There are two broadly defined marketing techniques: vertical marketing and horizontal marketing.
Horizontal marketing involves targeting a wide marketplace and vertical marketing concentrates solely on targeting one, specific marketplace.
Accountants can take one of these two approaches, either aiming for sector dominance or trying to cultivate a broad range of clients. One advantage of vertical marketing is that it is far easier to dominate a narrow market sector than to monopolise a broad one. Another advantage is that it allows you to specialise, and specialists can charge higher fees than generalists.

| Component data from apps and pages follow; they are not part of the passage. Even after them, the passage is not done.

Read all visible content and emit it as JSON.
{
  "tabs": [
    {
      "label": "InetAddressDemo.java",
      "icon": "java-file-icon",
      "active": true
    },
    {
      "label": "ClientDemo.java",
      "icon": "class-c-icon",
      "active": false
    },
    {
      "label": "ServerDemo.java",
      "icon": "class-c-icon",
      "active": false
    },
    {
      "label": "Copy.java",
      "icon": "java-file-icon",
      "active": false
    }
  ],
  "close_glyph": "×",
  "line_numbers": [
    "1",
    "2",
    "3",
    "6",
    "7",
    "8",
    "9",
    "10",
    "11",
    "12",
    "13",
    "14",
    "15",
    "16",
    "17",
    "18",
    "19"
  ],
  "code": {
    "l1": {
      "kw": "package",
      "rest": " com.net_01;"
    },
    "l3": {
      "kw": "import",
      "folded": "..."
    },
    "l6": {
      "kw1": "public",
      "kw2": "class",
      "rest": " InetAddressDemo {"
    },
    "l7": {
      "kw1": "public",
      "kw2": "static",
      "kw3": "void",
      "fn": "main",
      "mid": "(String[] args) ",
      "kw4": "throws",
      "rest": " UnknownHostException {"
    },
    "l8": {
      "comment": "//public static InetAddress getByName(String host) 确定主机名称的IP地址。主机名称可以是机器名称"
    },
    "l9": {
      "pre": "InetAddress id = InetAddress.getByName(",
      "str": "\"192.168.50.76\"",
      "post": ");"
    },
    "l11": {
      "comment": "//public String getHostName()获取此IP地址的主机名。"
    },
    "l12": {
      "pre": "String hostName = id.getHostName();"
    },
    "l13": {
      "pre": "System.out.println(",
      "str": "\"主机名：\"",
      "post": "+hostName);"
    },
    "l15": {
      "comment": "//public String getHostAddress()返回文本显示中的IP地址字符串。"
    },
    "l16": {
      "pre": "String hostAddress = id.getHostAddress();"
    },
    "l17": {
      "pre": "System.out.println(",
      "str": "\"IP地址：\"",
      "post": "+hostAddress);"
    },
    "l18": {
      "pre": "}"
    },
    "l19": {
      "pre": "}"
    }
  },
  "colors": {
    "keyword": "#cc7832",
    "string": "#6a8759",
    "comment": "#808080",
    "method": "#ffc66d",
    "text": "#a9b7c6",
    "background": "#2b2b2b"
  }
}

The obvious disadvantages of vertical marketing are those of having too many eggs in one basket and being at the mercy of a single market. For instance, if all of a firm’s clients are in the construction industry and demand for building falls off, the firm could find itself without a single client able to afford its fees. Some industries are seasonal, and a firm might find itself trying to fit an entire year’s work into a short season and then having to wait for the next peak season to be remunerated.
Even though it is easier to sell your services as a specialist in someone’s industry than as a general accountancy practice, for most firms the healthiest outlook has to be a broad base of clients. When one industry is struggling, others will be booming, so there is always a potential client with money to spend.
Vertical marketing is usually a question of seizing an opportunity and taking a decision to pursue a particular market. When the decision is taken, it is best taken in the light of knowledge of the ups and downs of the industry and its history of risk.